March 21, 2017

Checking on Your Baby

Woman taking stress test

It's normal to worry about your baby's health. One way that you can know your baby's doing well is to record the baby's movements once a day. Your healthcare provider may also do tests to check on your baby's size and development. These tests help plan for your labor and delivery.

Kick Counts

Starting around week 26 of your pregnancy, your healthcare provider may have you count your baby's movements once a day. This is called kick counts. Choose a time when the baby is active, such as after a meal. Here is one way to do it:

  • Sit comfortably or lie on your side.

  • The first time the baby moves, write down the time.

  • Count each movement until the baby has moved 10 times. This usually takes 10 to 20 minutes. If the baby hasn't moved at least 4 times in 1 hour, get up and move around, or eat something to wake the baby up.

  • Write down the time you feel the baby's 10th movement. Take your kick count records to all your appointments.

Other Tests

Woman taking ultrasound test

Your healthcare provider may order tests to make sure your baby is doing well. These may include:

  • Nonstress test (NST). A special belt is put around your waist to count your baby's heart rate. The heart rate should go up when the baby moves.

  • Ultrasound. Harmless sound waves make a picture (sonogram) of your baby on a screen. The picture shows your baby's size and position. This test helps determine the well-being of the baby.

  • Amniocentesis.
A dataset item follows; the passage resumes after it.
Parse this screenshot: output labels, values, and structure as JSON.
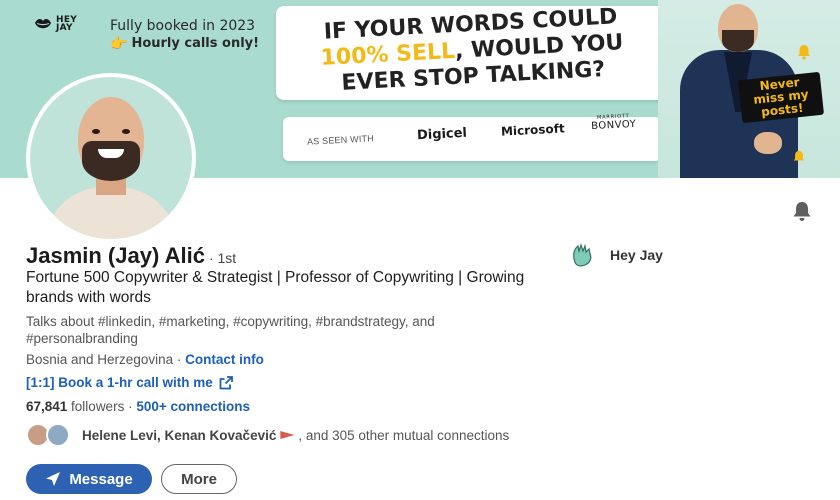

A sample of the fluid around your baby is removed and tested to see whether the baby's lungs can work on their own. This test may be done if the baby needs to be delivered early.

When to Call Your Healthcare Provider

Call your healthcare provider right away if you notice any of the following:

  • Your baby moves fewer than 10 times in 2 hours while you're doing kick counts.

  • Your baby moves much less often than on the days before.

  • You have not felt your baby move all day.


March 21, 2017

Reviewed By:  

Dolan, Mary, MD,Nancy BowersNancy Bowers RN MPH